» TO DO: Could you print the full listing below, keeping each line identical?

» DATA EXCERPTS:
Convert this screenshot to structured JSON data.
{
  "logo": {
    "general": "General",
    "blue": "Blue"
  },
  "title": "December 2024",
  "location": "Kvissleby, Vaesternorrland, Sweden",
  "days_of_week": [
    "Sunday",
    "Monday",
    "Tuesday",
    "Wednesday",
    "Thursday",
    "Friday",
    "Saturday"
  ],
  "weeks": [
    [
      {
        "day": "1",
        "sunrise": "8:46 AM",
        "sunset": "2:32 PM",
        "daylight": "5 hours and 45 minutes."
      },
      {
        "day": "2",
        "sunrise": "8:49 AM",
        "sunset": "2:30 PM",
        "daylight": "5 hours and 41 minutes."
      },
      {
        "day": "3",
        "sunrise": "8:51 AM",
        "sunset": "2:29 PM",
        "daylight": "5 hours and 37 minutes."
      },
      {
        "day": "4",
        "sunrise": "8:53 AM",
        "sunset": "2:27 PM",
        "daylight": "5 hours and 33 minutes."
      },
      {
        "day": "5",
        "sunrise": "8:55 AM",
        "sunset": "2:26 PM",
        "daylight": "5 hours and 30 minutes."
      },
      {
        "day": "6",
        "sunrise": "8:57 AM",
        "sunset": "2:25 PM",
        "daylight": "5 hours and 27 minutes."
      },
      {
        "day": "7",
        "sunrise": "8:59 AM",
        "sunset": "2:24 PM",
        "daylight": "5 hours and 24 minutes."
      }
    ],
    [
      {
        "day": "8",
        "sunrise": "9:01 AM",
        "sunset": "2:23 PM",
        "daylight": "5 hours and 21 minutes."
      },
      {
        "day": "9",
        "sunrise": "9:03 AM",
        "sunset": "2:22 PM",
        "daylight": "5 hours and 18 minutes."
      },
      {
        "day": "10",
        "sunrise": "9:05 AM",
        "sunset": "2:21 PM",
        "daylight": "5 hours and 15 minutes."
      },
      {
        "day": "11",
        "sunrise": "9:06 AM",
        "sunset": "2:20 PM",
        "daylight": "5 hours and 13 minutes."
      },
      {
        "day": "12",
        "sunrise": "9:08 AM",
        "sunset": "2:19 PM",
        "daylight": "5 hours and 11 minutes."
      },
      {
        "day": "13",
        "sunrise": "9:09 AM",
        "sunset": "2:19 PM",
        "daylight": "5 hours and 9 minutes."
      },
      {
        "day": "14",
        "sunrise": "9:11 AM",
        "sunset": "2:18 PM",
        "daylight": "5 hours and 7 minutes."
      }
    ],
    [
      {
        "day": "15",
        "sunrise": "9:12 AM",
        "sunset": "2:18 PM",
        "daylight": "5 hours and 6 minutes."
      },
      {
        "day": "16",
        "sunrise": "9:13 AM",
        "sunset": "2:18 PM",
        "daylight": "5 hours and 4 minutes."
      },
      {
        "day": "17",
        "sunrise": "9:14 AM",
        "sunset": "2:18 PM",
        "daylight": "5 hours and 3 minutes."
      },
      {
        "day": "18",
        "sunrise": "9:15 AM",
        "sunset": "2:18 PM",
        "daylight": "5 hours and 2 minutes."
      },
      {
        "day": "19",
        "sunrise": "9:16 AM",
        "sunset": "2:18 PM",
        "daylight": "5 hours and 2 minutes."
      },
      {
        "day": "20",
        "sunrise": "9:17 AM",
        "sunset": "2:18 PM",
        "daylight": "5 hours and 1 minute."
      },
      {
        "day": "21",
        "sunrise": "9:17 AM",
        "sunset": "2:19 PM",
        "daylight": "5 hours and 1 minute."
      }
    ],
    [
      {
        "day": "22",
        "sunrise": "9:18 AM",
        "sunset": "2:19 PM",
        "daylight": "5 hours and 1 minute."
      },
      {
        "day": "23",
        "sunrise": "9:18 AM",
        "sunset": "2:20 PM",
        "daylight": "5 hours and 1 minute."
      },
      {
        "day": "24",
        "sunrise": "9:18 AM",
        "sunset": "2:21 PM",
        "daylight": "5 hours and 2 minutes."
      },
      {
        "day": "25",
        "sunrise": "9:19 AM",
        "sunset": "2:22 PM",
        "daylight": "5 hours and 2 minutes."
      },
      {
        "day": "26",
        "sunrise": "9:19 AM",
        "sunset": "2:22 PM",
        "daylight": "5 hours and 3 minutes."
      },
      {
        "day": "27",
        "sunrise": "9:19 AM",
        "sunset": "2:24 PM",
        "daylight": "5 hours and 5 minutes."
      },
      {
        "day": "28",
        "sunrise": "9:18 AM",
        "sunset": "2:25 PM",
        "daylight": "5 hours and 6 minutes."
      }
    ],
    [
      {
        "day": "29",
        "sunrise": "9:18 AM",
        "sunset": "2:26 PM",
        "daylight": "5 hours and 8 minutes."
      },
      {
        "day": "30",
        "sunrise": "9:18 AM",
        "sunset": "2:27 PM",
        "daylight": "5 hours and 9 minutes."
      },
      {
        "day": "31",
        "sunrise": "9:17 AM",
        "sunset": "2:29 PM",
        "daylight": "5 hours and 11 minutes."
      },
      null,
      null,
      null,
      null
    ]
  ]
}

» SOLUTION FOR THIS EXERCISE:
Convert this screenshot to structured JSON data.
{
  "logo": {
    "general": "General",
    "blue": "Blue"
  },
  "title": "December 2024",
  "location": "Kvissleby, Vaesternorrland, Sweden",
  "days_of_week": [
    "Sunday",
    "Monday",
    "Tuesday",
    "Wednesday",
    "Thursday",
    "Friday",
    "Saturday"
  ],
  "weeks": [
    [
      {
        "day": "1",
        "sunrise": "8:46 AM",
        "sunset": "2:32 PM",
        "daylight": "5 hours and 45 minutes."
      },
      {
        "day": "2",
        "sunrise": "8:49 AM",
        "sunset": "2:30 PM",
        "daylight": "5 hours and 41 minutes."
      },
      {
        "day": "3",
        "sunrise": "8:51 AM",
        "sunset": "2:29 PM",
        "daylight": "5 hours and 37 minutes."
      },
      {
        "day": "4",
        "sunrise": "8:53 AM",
        "sunset": "2:27 PM",
        "daylight": "5 hours and 33 minutes."
      },
      {
        "day": "5",
        "sunrise": "8:55 AM",
        "sunset": "2:26 PM",
        "daylight": "5 hours and 30 minutes."
      },
      {
        "day": "6",
        "sunrise": "8:57 AM",
        "sunset": "2:25 PM",
        "daylight": "5 hours and 27 minutes."
      },
      {
        "day": "7",
        "sunrise": "8:59 AM",
        "sunset": "2:24 PM",
        "daylight": "5 hours and 24 minutes."
      }
    ],
    [
      {
        "day": "8",
        "sunrise": "9:01 AM",
        "sunset": "2:23 PM",
        "daylight": "5 hours and 21 minutes."
      },
      {
        "day": "9",
        "sunrise": "9:03 AM",
        "sunset": "2:22 PM",
        "daylight": "5 hours and 18 minutes."
      },
      {
        "day": "10",
        "sunrise": "9:05 AM",
        "sunset": "2:21 PM",
        "daylight": "5 hours and 15 minutes."
      },
      {
        "day": "11",
        "sunrise": "9:06 AM",
        "sunset": "2:20 PM",
        "daylight": "5 hours and 13 minutes."
      },
      {
        "day": "12",
        "sunrise": "9:08 AM",
        "sunset": "2:19 PM",
        "daylight": "5 hours and 11 minutes."
      },
      {
        "day": "13",
        "sunrise": "9:09 AM",
        "sunset": "2:19 PM",
        "daylight": "5 hours and 9 minutes."
      },
      {
        "day": "14",
        "sunrise": "9:11 AM",
        "sunset": "2:18 PM",
        "daylight": "5 hours and 7 minutes."
      }
    ],
    [
      {
        "day": "15",
        "sunrise": "9:12 AM",
        "sunset": "2:18 PM",
        "daylight": "5 hours and 6 minutes."
      },
      {
        "day": "16",
        "sunrise": "9:13 AM",
        "sunset": "2:18 PM",
        "daylight": "5 hours and 4 minutes."
      },
      {
        "day": "17",
        "sunrise": "9:14 AM",
        "sunset": "2:18 PM",
        "daylight": "5 hours and 3 minutes."
      },
      {
        "day": "18",
        "sunrise": "9:15 AM",
        "sunset": "2:18 PM",
        "daylight": "5 hours and 2 minutes."
      },
      {
        "day": "19",
        "sunrise": "9:16 AM",
        "sunset": "2:18 PM",
        "daylight": "5 hours and 2 minutes."
      },
      {
        "day": "20",
        "sunrise": "9:17 AM",
        "sunset": "2:18 PM",
        "daylight": "5 hours and 1 minute."
      },
      {
        "day": "21",
        "sunrise": "9:17 AM",
        "sunset": "2:19 PM",
        "daylight": "5 hours and 1 minute."
      }
    ],
    [
      {
        "day": "22",
        "sunrise": "9:18 AM",
        "sunset": "2:19 PM",
        "daylight": "5 hours and 1 minute."
      },
      {
        "day": "23",
        "sunrise": "9:18 AM",
        "sunset": "2:20 PM",
        "daylight": "5 hours and 1 minute."
      },
      {
        "day": "24",
        "sunrise": "9:18 AM",
        "sunset": "2:21 PM",
        "daylight": "5 hours and 2 minutes."
      },
      {
        "day": "25",
        "sunrise": "9:19 AM",
        "sunset": "2:22 PM",
        "daylight": "5 hours and 2 minutes."
      },
      {
        "day": "26",
        "sunrise": "9:19 AM",
        "sunset": "2:22 PM",
        "daylight": "5 hours and 3 minutes."
      },
      {
        "day": "27",
        "sunrise": "9:19 AM",
        "sunset": "2:24 PM",
        "daylight": "5 hours and 5 minutes."
      },
      {
        "day": "28",
        "sunrise": "9:18 AM",
        "sunset": "2:25 PM",
        "daylight": "5 hours and 6 minutes."
      }
    ],
    [
      {
        "day": "29",
        "sunrise": "9:18 AM",
        "sunset": "2:26 PM",
        "daylight": "5 hours and 8 minutes."
      },
      {
        "day": "30",
        "sunrise": "9:18 AM",
        "sunset": "2:27 PM",
        "daylight": "5 hours and 9 minutes."
      },
      {
        "day": "31",
        "sunrise": "9:17 AM",
        "sunset": "2:29 PM",
        "daylight": "5 hours and 11 minutes."
      },
      null,
      null,
      null,
      null
    ]
  ]
}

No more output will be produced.